● Example: Dr. Bill owns a medical building for his practice. Dr. Bill is currently receiving rental income from his building, because his mortgage payment is very low versus the rent payment, or his building is paid off. He is paying income tax on the rental income in his ordinary income tax bracket with no deductions to offset this. (Please see your tax advisor to determine if this is true for you.)
Dr. Bill may shift the income to his child, after making some adjustments on the ownership of the building. The child may then use the income to pay for college education expenses. The college student pays income tax in their income tax bracket and may utilize their standard deduction, possibly their exemption allowance, possibly their college education credits, or the Tuition and Fees deduction to offset the taxable income of the building rent.
Summary: The benefit is that Dr. Bill does not have to receive the income, pay income tax at his highest bracket, and then pay for college education costs with after-tax dollars. This is a strategy wherein Dr. Bill is actually helping the college student pay for costs, virtually with before tax dollars. (Please see your tax advisor to determine if this is true for you.)
● Advantages to Income Shifting:
- You always control your portfolio and the income from the portfolio. In other words, assets are not placed into the college student’s name until they are ready to spend for college costs.
- You choose what income sources are shifted to the college student at the time college costs must be paid. In other words if you have multiple sources, you can choose from any variety of sources, from year-to-year.
- You’ll fully utilize their income tax advantages, such as their standard deduction, possibly their exemption allowance, their ability to maximize their education tax credits, and possibly their ability to maximize the use of the Tuition and Fees deduction to offset taxable gain on investments or income received.

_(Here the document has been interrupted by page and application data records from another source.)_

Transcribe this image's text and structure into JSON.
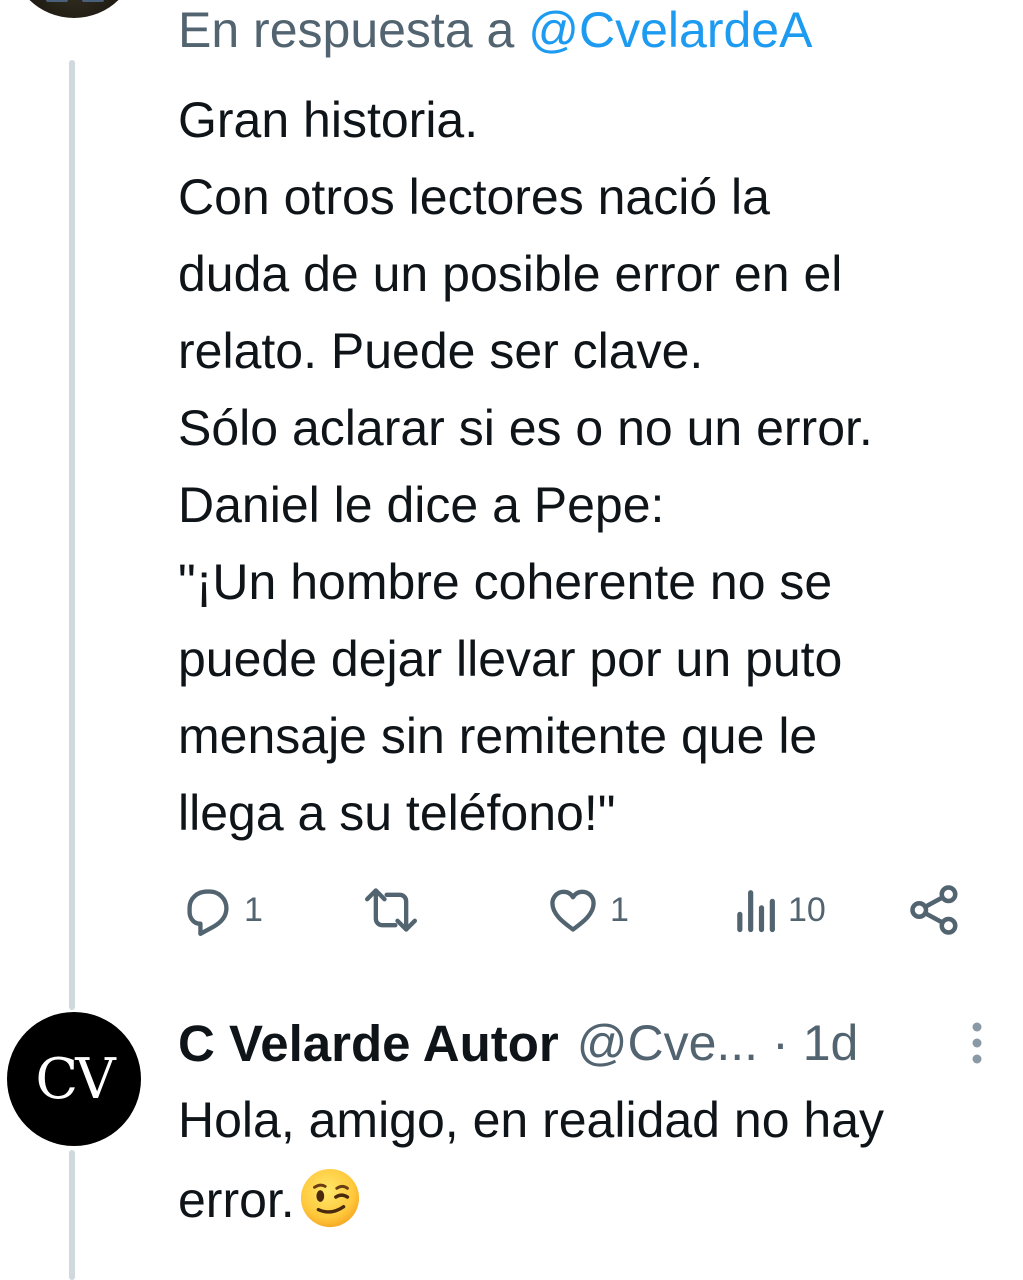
{
  "tweet": {
    "reply_prefix": "En respuesta a ",
    "reply_handle": "@CvelardeA",
    "text": "Gran historia.\nCon otros lectores nació la\nduda de un posible error en el\nrelato. Puede ser clave.\nSólo aclarar si es o no un error.\nDaniel le dice a Pepe:\n\"¡Un hombre coherente no se\npuede dejar llevar por un puto\nmensaje sin remitente que le\nllega a su teléfono!\"",
    "actions": {
      "reply_count": "1",
      "repost_count": "",
      "like_count": "1",
      "views_count": "10"
    }
  },
  "reply": {
    "avatar_text": "CV",
    "author_name": "C Velarde Autor",
    "handle": "@Cve...",
    "separator": "·",
    "time": "1d",
    "text": "Hola, amigo, en realidad no hay\nerror.",
    "emoji": "winking-face"
  },
  "colors": {
    "text": "#0f1419",
    "secondary": "#536471",
    "link": "#1d9bf0",
    "thread_line": "#cfd9de"
  }
}
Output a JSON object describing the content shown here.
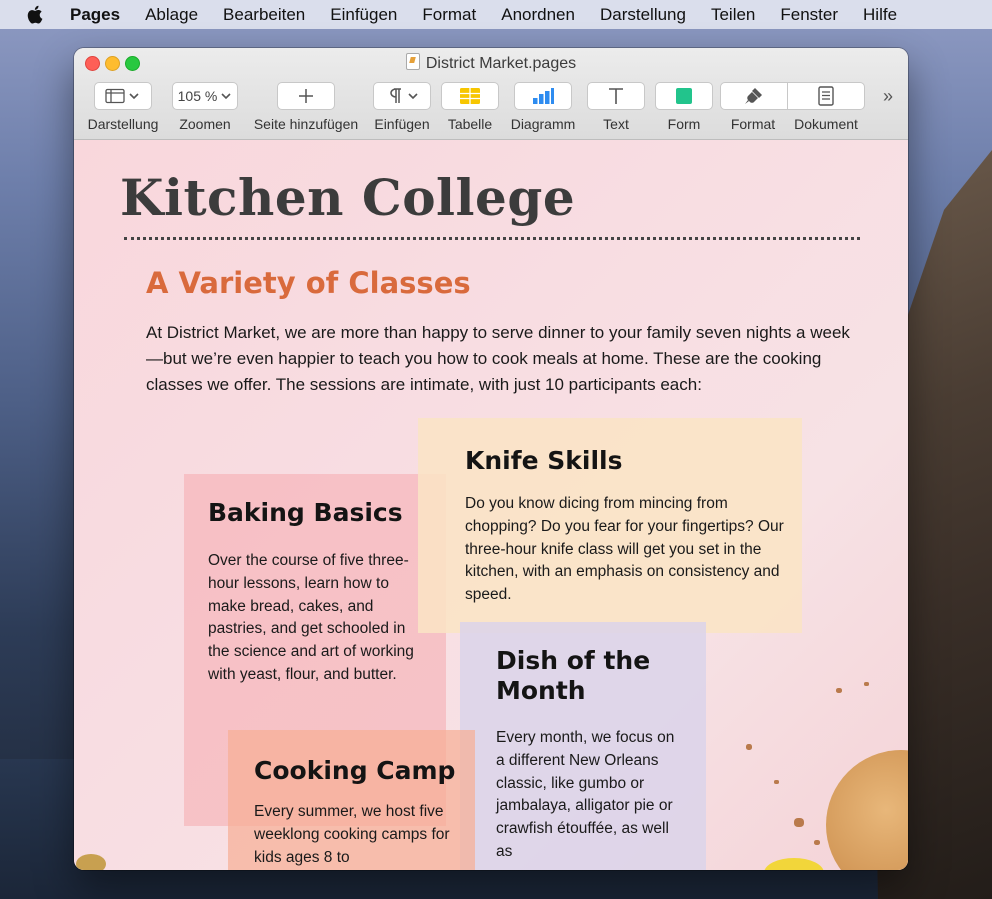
{
  "menubar": {
    "app_name": "Pages",
    "items": [
      "Ablage",
      "Bearbeiten",
      "Einfügen",
      "Format",
      "Anordnen",
      "Darstellung",
      "Teilen",
      "Fenster",
      "Hilfe"
    ]
  },
  "window": {
    "title": "District Market.pages"
  },
  "toolbar": {
    "zoom_value": "105 %",
    "labels": {
      "view": "Darstellung",
      "zoom": "Zoomen",
      "add_page": "Seite hinzufügen",
      "insert": "Einfügen",
      "table": "Tabelle",
      "chart": "Diagramm",
      "text": "Text",
      "shape": "Form",
      "format": "Format",
      "document": "Dokument"
    },
    "overflow_glyph": "»"
  },
  "document": {
    "title": "Kitchen College",
    "subtitle": "A Variety of Classes",
    "intro": "At District Market, we are more than happy to serve dinner to your family seven nights a week—but we’re even happier to teach you how to cook meals at home. These are the cooking classes we offer. The sessions are intimate, with just 10 participants each:",
    "cards": {
      "baking": {
        "title": "Baking Basics",
        "body": "Over the course of five three-hour lessons, learn how to make bread, cakes, and pastries, and get schooled in the science and art of working with yeast, flour, and butter."
      },
      "knife": {
        "title": "Knife Skills",
        "body": "Do you know dicing from mincing from chopping? Do you fear for your fingertips? Our three-hour knife class will get you set in the kitchen, with an emphasis on consistency and speed."
      },
      "dish": {
        "title": "Dish of the Month",
        "body": "Every month, we focus on a different New Orleans classic, like gumbo or jambalaya, alligator pie or crawfish étouffée, as well as"
      },
      "camp": {
        "title": "Cooking Camp",
        "body": "Every summer, we host five weeklong cooking camps for kids ages 8 to"
      }
    }
  },
  "colors": {
    "accent_orange": "#d96a3c",
    "page_pink": "#f8dde2"
  }
}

Summary: You are minimizing tax on the income shifted, as you're not claiming this income as part of your Adjusted Gross Income. At the same time, the college student is utilizing tax advantages already available. You may fund college costs primarily with before-tax dollars, rather than after-tax dollars.
For example, using the first strategy discussed, if Tammy would normally have paid State income tax, a 20% capital gains tax, and a 5% alternative minimum tax in her Federal tax bracket, to sell 40,000.00 of stock for which 20,000.00 was capital gain, Tammy would have paid a total of 6,000.00 tax on the 40,000.00 of stocks sold. By shifting the 40,000.00 of stock to the college student’s tax return, 6,000.00 of tax is avoided. Ultimately, if Tammy sold the stock, she would've had to have owned 47,500.00 of before-tax funds to pay 40,000.00 of college costs. Under the income shifting strategy, Tammy needed 40,000.00 of total income, of which 20,000.00 was not taxed to her.
► If you have existing college savings accounts, how are they most effectively used?
● If you are utilizing student loans to pay for some of the college costs, whether the student loans are subsidized or unsubsidized, liquidate the MESP, Education IRA, or 529 Plans after the first four years of college are complete, to pay off student loans. If the student has gone on to a graduate or post-graduate degree, the withdrawals from the formal college savings plans for these costs may be penalty free.
● The formal college savings plan withdrawals may take place the third or fourth year of college, depending on how much is accumulated. During the first few years of college, maximize the education credits or Tuition and Fees deduction. You may forego these credits and deduction the third or fourth year of college education, if you withdraw the formal college savings plan funds during that time.